Best Sophomore Season:
The great Tig Notaro's semi-autobiographical dramedy came back even stronger in it's second year. Dealing with some heavy topics, mainly sexual abuse, it could easily have gotten depressing or humorless, but Tig has exactly the right light touch with even the most serious subjects (like Season 1's death of her mother and her recovery from cancer).
Biggest Second-Year Letdown:
I know. It seems kinda stupid to expect anything good from the "SYFY" Channel, but Season one of this horror anthology was really good. (http://wwwirritant.blogspot.com/2016/12/2016-year-in-television-part-i.html )
While season one kept viewers guessing about what was going on and who was responsible, season two had us guessing about when something was going to happen and who greenlit this shit?
Last season was about a mysterious television show that somehow was turning children murderous. This season was about a haunted house that. . . um. . .eats your memories. That's it. That's the scary part. Like the main character is starting to forget what her mother looks like. And that's supposed to be the danger.
And they don't even do a good job of pretending that any of this is scary. When the main chatacters find their way out of the house after being trapped in some sort of alternate universe for a couple of days, they run into some teen boys waiting to go in to the haunted house. "Was it good?" asks one of the boys. "Pfft, just go home." replies the main girl.
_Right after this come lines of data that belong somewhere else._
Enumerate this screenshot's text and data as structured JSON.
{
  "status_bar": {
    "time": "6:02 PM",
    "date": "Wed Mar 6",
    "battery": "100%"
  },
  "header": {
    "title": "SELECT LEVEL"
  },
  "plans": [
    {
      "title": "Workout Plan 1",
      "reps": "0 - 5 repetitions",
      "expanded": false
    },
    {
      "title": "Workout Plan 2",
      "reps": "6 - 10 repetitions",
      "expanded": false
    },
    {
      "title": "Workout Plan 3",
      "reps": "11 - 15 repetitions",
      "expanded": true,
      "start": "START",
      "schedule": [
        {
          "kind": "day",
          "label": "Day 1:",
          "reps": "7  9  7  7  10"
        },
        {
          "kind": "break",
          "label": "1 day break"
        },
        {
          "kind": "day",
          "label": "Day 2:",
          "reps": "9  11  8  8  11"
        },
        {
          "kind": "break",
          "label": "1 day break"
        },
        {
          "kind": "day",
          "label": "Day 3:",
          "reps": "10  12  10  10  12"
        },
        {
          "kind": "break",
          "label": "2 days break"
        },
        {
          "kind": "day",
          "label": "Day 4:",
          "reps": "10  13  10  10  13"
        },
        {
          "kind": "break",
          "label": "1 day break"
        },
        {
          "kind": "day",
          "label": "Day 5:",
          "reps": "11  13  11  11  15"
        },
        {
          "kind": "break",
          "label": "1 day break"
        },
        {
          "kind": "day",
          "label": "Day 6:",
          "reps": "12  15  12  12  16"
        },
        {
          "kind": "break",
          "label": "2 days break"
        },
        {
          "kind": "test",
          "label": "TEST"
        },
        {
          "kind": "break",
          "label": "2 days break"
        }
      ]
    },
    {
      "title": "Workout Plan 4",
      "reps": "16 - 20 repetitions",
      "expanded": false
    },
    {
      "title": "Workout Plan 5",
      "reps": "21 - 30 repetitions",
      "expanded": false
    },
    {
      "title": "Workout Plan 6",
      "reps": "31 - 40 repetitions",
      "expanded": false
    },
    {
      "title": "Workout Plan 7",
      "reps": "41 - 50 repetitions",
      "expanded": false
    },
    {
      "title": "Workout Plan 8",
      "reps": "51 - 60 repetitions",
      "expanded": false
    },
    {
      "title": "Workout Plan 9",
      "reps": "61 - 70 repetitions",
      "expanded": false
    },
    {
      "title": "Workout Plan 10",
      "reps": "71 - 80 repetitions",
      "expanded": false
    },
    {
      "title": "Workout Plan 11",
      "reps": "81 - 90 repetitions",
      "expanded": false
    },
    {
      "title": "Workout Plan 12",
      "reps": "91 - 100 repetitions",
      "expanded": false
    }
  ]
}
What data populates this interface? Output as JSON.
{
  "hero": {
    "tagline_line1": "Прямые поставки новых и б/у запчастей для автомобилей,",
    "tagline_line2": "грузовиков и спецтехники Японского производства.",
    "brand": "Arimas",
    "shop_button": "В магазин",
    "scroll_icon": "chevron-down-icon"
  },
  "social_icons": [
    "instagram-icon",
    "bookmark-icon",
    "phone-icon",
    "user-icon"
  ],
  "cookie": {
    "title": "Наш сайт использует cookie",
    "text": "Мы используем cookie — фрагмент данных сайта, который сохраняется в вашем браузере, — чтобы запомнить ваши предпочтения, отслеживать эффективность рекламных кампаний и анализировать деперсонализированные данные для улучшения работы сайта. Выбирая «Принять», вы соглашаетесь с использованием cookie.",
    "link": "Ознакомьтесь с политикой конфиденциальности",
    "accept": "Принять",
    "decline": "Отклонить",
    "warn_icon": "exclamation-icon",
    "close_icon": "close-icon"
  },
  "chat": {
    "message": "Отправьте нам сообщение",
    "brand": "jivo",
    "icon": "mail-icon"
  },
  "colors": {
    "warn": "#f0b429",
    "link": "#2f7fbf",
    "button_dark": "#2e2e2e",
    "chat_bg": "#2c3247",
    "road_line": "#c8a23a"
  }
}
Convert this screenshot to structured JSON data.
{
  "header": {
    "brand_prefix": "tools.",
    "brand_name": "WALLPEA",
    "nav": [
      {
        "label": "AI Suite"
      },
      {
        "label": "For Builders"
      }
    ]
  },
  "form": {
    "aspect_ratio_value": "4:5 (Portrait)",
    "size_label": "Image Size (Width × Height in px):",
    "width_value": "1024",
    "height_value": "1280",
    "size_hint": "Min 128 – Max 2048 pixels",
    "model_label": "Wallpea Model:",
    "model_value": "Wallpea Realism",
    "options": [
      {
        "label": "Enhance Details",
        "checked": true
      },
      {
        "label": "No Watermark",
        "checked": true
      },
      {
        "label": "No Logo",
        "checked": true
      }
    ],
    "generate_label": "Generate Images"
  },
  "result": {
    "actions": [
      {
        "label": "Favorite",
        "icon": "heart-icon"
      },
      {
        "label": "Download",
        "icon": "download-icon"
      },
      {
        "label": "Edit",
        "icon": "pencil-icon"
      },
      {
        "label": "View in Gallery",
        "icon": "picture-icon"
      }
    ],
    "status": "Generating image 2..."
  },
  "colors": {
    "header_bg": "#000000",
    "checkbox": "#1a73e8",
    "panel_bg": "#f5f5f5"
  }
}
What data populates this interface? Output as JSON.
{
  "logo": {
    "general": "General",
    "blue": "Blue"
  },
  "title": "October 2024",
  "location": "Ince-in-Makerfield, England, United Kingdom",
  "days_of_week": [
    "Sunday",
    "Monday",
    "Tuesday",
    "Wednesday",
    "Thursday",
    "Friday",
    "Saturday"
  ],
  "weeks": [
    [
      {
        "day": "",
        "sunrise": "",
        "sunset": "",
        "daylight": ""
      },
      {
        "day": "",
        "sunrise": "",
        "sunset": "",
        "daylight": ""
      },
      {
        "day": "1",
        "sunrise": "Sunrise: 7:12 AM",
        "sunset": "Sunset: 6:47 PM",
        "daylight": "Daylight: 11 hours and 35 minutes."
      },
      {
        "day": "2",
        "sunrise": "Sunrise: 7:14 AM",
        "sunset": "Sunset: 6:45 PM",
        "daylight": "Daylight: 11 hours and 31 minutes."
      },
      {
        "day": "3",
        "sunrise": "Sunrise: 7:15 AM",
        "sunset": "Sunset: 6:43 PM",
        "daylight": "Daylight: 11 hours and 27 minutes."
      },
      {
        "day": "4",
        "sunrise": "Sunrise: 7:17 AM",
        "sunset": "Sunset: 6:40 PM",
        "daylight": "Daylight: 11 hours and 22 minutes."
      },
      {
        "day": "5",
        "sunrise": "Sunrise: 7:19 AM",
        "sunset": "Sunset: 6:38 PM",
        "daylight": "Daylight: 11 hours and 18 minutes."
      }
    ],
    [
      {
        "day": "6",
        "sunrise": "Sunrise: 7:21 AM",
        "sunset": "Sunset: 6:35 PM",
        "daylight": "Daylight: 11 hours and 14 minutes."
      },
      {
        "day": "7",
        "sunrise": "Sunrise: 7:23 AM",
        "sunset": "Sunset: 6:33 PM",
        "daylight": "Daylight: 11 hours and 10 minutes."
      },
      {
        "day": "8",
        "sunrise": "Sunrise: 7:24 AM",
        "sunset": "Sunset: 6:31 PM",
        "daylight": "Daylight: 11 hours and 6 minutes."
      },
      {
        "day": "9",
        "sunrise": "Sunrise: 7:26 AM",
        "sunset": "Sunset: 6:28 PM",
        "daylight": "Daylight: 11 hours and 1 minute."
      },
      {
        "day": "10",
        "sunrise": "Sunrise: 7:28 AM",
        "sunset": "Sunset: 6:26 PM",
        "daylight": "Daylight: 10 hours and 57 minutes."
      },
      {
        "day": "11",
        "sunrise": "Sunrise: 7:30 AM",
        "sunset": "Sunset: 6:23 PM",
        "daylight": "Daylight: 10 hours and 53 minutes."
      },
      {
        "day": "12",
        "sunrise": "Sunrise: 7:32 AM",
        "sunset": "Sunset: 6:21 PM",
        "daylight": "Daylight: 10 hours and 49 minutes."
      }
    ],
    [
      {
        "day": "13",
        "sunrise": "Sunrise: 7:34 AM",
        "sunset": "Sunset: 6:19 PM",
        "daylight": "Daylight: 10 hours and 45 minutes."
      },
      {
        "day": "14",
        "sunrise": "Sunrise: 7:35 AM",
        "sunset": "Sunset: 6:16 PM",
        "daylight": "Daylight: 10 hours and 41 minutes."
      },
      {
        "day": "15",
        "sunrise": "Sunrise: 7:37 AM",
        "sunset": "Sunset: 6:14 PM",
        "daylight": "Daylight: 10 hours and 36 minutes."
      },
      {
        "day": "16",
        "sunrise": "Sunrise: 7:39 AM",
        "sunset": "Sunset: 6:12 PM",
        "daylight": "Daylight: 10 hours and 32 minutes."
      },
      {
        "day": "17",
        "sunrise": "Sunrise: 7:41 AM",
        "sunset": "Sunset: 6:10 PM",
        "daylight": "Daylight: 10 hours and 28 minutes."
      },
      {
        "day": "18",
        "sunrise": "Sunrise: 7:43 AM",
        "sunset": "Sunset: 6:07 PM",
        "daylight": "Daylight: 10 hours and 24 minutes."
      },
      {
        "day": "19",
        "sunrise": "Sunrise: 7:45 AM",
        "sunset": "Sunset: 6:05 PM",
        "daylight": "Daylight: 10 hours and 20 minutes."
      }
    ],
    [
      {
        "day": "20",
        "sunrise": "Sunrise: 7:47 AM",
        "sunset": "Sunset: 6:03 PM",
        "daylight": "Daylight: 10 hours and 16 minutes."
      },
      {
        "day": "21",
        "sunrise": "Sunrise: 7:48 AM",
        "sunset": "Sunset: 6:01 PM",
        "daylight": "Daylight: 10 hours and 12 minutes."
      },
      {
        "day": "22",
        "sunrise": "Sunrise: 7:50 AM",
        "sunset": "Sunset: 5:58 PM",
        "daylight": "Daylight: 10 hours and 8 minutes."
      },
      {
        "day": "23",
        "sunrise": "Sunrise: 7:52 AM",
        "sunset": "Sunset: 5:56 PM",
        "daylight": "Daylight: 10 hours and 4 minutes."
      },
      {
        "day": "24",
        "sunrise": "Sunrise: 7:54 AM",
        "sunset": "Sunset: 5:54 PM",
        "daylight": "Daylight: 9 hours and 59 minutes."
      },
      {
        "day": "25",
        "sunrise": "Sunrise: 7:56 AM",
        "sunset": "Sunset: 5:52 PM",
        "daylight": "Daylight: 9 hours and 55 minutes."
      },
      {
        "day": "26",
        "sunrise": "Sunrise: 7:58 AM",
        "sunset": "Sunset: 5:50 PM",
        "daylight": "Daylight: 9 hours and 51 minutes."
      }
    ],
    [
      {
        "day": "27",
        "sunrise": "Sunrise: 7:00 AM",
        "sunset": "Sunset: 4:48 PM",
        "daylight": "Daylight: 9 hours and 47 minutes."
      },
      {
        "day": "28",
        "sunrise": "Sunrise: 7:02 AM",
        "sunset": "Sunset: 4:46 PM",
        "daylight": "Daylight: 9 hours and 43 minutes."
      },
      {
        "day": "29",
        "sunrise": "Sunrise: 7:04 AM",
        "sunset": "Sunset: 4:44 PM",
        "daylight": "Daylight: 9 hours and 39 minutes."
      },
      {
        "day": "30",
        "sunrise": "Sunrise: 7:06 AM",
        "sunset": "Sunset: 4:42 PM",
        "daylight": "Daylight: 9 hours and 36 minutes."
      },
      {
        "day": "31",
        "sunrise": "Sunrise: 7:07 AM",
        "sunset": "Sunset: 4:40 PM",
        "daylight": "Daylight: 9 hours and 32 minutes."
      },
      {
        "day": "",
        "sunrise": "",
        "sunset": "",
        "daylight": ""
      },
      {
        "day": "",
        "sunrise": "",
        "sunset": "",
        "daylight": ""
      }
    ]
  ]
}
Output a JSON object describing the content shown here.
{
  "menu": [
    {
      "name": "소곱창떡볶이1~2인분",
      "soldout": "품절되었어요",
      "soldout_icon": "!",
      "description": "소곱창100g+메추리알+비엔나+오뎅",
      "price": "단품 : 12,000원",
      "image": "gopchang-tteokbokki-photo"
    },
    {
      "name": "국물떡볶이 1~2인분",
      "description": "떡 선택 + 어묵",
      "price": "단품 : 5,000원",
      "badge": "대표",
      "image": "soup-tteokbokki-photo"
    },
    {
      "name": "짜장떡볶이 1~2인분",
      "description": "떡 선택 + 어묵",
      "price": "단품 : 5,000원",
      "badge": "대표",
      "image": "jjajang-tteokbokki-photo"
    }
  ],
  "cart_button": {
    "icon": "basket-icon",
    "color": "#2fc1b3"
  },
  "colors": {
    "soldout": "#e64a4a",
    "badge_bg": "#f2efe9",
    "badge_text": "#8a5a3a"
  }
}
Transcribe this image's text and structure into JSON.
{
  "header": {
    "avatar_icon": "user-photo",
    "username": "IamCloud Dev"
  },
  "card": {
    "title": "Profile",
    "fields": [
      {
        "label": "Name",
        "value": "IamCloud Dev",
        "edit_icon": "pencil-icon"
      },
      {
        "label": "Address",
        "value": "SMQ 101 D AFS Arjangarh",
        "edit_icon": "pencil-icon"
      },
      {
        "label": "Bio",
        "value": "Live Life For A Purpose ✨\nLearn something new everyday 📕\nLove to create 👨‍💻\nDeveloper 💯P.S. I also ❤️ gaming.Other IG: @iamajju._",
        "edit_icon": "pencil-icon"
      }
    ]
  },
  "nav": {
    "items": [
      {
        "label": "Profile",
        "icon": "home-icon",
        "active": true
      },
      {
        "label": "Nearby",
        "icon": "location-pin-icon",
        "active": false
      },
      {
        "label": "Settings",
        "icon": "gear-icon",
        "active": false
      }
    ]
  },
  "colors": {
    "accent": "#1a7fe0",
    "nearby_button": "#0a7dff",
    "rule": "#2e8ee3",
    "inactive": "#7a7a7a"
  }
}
Not "Oh my God do NOT go in there!" Not "run, run for your life!" Just a sort of "meh, don't bother." Which is pretty much what I would say to anyone wondering if this season is worth watching.